Being Flynn: movie review

The film, in which Robert De Niro comes across as a Method caricature, is a mix of genuinely touching and hokey moments.

David Lee/HONS/Focus Features/AP
Paul Dano (l.) comes off as restrained in 'Being Flynn' in contrast to Robert De Niro's scenery-chewing.

In “Being Flynn,” based on Nick Flynn’s 2004 memoir, a dissolute, delusional ex-con father, Jonathan Flynn (Robert De Niro), and his son Nick (Paul Dano), an aspiring writer struggling with drug addiction, meet up accidentally after an 18-year separation in the homeless shelter where Nick is working.

After years of appearing in marginal roles in marginal (if sometimes highly commercial) movies, De Niro finally has a role he can sink his teeth into, but all those years of hamming it up have taken their toll. Even though this is the best sustained work he’s done in a long time, he still comes across as more of a Method caricature than a full-fledged flesh-and-blood creation.

Dano is still doing his ethereal, creepy underacting routine, but, compared with De Niro’s scenery chewing, he seems almost dignified. The film, written and directed by Paul Weitz, has many touching moments and many more hokey ones. Grade: B (Rated R for language throughout, some sexual content, drug use, and brief nudity.)

You've read  of  free articles. Subscribe to continue.

Dear Reader,

About a year ago, I happened upon this statement about the Monitor in the Harvard Business Review – under the charming heading of “do things that don’t interest you”:

“Many things that end up” being meaningful, writes social scientist Joseph Grenny, “have come from conference workshops, articles, or online videos that began as a chore and ended with an insight. My work in Kenya, for example, was heavily influenced by a Christian Science Monitor article I had forced myself to read 10 years earlier.
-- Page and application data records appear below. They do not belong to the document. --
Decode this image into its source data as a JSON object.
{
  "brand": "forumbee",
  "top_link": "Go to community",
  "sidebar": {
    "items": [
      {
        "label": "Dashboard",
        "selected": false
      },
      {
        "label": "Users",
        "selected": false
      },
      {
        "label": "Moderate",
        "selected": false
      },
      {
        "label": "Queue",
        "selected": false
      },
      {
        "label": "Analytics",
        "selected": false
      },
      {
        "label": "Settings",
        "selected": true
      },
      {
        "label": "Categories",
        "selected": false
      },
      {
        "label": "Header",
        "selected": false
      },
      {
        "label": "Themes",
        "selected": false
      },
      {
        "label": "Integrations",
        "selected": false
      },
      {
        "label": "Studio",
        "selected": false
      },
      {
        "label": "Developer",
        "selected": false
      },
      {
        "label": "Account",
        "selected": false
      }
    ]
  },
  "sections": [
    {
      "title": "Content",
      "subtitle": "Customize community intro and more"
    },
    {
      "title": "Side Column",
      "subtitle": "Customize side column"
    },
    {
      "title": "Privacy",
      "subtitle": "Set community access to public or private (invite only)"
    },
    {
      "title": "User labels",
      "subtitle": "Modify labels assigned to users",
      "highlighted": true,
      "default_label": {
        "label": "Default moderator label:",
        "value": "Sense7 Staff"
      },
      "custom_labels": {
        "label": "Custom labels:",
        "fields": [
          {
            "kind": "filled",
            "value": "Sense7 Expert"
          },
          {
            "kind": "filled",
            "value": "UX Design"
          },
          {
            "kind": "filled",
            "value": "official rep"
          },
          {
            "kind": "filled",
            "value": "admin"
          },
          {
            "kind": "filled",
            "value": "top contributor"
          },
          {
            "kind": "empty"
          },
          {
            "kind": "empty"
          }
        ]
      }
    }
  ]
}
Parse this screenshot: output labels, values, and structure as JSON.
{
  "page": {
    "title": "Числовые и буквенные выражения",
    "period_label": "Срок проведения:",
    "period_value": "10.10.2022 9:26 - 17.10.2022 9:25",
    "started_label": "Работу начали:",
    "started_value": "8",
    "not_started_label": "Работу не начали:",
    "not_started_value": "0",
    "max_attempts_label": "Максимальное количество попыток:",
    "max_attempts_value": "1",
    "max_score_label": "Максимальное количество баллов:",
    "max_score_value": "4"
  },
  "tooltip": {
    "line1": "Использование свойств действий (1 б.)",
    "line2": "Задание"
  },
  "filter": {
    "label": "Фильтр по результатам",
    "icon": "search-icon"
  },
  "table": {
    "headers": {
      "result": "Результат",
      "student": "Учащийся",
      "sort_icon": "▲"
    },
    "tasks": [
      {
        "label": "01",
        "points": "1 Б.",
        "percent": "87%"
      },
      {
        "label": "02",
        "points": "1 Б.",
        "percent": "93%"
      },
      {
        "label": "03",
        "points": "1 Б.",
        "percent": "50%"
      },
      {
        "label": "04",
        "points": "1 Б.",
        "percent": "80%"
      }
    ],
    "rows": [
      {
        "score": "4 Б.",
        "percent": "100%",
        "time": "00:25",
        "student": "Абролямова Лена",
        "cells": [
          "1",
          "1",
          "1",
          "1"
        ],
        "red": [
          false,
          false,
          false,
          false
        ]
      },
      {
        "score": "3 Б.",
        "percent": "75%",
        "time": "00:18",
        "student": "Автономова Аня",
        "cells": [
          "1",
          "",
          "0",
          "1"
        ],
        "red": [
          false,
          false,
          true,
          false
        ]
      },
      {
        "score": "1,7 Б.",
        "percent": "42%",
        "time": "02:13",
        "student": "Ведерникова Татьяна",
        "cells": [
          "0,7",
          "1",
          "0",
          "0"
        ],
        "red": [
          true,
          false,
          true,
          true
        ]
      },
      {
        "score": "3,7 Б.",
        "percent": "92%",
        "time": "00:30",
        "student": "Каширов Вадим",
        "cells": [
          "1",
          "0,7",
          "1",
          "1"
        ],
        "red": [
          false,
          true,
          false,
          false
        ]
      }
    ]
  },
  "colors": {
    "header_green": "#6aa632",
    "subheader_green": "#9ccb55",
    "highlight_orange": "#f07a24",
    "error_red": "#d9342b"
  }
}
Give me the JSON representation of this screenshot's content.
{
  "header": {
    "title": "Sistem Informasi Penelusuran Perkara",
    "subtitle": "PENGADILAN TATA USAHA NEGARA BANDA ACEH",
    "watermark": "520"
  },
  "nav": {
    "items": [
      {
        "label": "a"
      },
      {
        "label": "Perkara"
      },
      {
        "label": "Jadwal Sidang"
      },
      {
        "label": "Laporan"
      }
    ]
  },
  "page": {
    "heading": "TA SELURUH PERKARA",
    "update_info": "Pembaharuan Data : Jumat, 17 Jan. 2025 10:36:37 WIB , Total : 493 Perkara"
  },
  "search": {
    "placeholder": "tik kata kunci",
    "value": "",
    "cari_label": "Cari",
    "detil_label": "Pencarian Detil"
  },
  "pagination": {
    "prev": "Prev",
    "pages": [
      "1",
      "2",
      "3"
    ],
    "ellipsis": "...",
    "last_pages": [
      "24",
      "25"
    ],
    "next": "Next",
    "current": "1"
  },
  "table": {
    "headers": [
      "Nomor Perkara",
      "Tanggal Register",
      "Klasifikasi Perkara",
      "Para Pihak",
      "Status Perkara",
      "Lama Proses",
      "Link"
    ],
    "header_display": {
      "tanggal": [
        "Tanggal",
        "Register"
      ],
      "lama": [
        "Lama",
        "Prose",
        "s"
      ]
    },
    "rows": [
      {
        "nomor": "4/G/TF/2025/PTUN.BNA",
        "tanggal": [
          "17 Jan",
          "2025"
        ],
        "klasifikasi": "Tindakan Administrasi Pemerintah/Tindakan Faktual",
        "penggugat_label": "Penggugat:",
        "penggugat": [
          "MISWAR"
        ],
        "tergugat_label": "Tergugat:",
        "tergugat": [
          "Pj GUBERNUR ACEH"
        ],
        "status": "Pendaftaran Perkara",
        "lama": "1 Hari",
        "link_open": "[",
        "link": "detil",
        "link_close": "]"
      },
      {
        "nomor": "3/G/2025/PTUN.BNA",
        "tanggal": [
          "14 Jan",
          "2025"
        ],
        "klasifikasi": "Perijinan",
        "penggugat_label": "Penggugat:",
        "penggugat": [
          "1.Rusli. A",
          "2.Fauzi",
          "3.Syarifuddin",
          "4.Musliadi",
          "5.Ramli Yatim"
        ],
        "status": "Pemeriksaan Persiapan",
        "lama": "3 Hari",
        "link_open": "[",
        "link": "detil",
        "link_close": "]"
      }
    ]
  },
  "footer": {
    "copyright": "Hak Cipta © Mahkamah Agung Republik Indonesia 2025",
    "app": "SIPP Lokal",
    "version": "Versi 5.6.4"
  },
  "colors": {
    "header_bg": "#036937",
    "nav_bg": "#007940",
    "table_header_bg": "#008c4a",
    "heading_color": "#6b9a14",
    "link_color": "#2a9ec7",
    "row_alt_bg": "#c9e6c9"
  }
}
Sometimes, we call things ‘boring’ simply because they lie outside the box we are currently in.”

If you were to come up with a punchline to a joke about the Monitor, that would probably be it. We’re seen as being global, fair, insightful, and perhaps a bit too earnest. We’re the bran muffin of journalism.

But you know what? We change lives. And I’m going to argue that we change lives precisely because we force open that too-small box that most human beings think they live in.

The Monitor is a peculiar little publication that’s hard for the world to figure out. We’re run by a church, but we’re not only for church members and we’re not about converting people. We’re known as being fair even as the world becomes as polarized as at any time since the newspaper’s founding in 1908.

We have a mission beyond circulation, we want to bridge divides. We’re about kicking down the door of thought everywhere and saying, “You are bigger and more capable than you realize. And we can prove it.”

If you’re looking for bran muffin journalism, you can subscribe to the Monitor for $15. You’ll get the Monitor Weekly magazine, the Monitor Daily email, and unlimited access to CSMonitor.com.